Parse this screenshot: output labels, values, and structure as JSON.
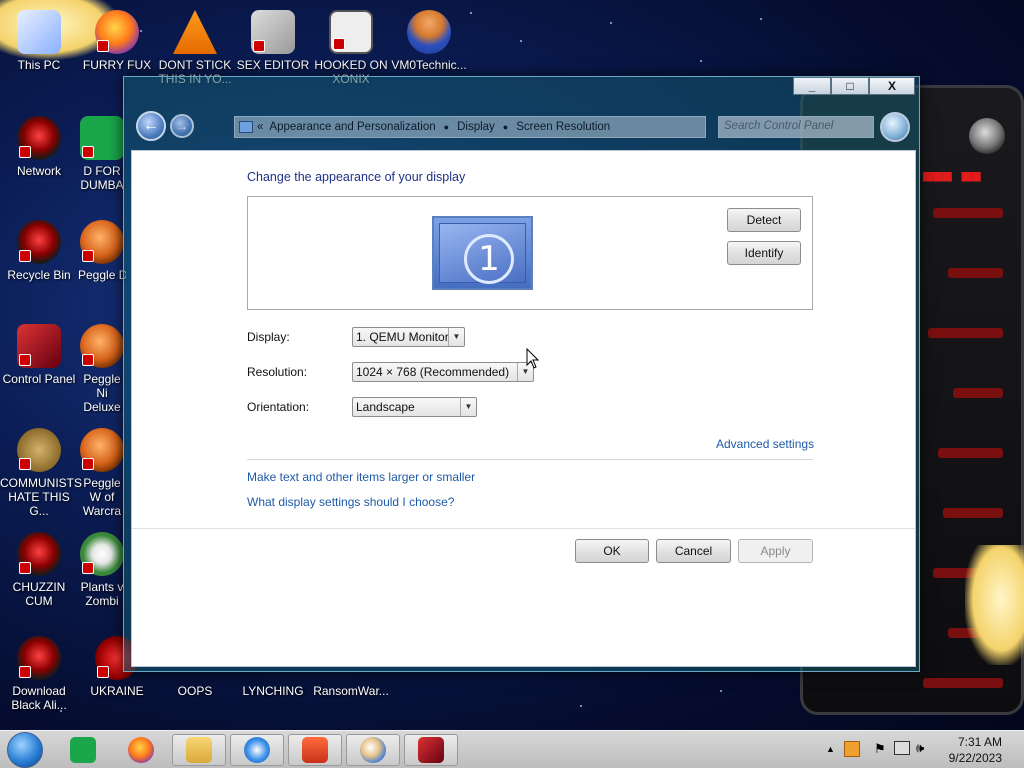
{
  "desktop": {
    "icons": [
      {
        "label": "This PC",
        "icon": "this-pc-icon"
      },
      {
        "label": "Network",
        "icon": "network-icon"
      },
      {
        "label": "Recycle Bin",
        "icon": "recycle-bin-icon"
      },
      {
        "label": "Control Panel",
        "icon": "control-panel-icon"
      },
      {
        "label": "COMMUNISTS HATE THIS G...",
        "icon": "money-bag-icon"
      },
      {
        "label": "CHUZZIN CUM",
        "icon": "chuzzle-icon"
      },
      {
        "label": "Download Black Ali...",
        "icon": "alien-download-icon"
      },
      {
        "label": "FURRY FUX",
        "icon": "firefox-icon"
      },
      {
        "label": "D FOR DUMBA",
        "icon": "notes-app-icon"
      },
      {
        "label": "Peggle De",
        "icon": "peggle-icon"
      },
      {
        "label": "Peggle Ni Deluxe",
        "icon": "peggle-icon"
      },
      {
        "label": "Peggle W of Warcra",
        "icon": "peggle-icon"
      },
      {
        "label": "Plants v Zombi",
        "icon": "flower-icon"
      },
      {
        "label": "UKRAINE",
        "icon": "radiation-icon"
      },
      {
        "label": "DONT STICK THIS IN YO...",
        "icon": "vlc-icon"
      },
      {
        "label": "OOPS",
        "icon": "app-icon"
      },
      {
        "label": "SEX EDITOR",
        "icon": "hex-editor-icon"
      },
      {
        "label": "LYNCHING",
        "icon": "app-icon"
      },
      {
        "label": "HOOKED ON XONIX",
        "icon": "maze-icon"
      },
      {
        "label": "RansomWar...",
        "icon": "app-icon"
      },
      {
        "label": "VM0Technic...",
        "icon": "person-icon"
      }
    ]
  },
  "window": {
    "controls": {
      "minimize": "_",
      "maximize": "□",
      "close": "X"
    },
    "nav": {
      "back_glyph": "←",
      "forward_glyph": "→"
    },
    "breadcrumbs": [
      "Appearance and Personalization",
      "Display",
      "Screen Resolution"
    ],
    "search_placeholder": "Search Control Panel"
  },
  "screen_resolution": {
    "heading": "Change the appearance of your display",
    "monitor_number": "1",
    "detect_label": "Detect",
    "identify_label": "Identify",
    "display_label": "Display:",
    "display_value": "1. QEMU Monitor",
    "resolution_label": "Resolution:",
    "resolution_value": "1024 × 768 (Recommended)",
    "orientation_label": "Orientation:",
    "orientation_value": "Landscape",
    "advanced_link": "Advanced settings",
    "larger_text_link": "Make text and other items larger or smaller",
    "help_link": "What display settings should I choose?",
    "ok_label": "OK",
    "cancel_label": "Cancel",
    "apply_label": "Apply"
  },
  "taskbar": {
    "time": "7:31 AM",
    "date": "9/22/2023"
  }
}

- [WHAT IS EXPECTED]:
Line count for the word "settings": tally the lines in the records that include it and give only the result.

- [ANSWER SECTION]:
2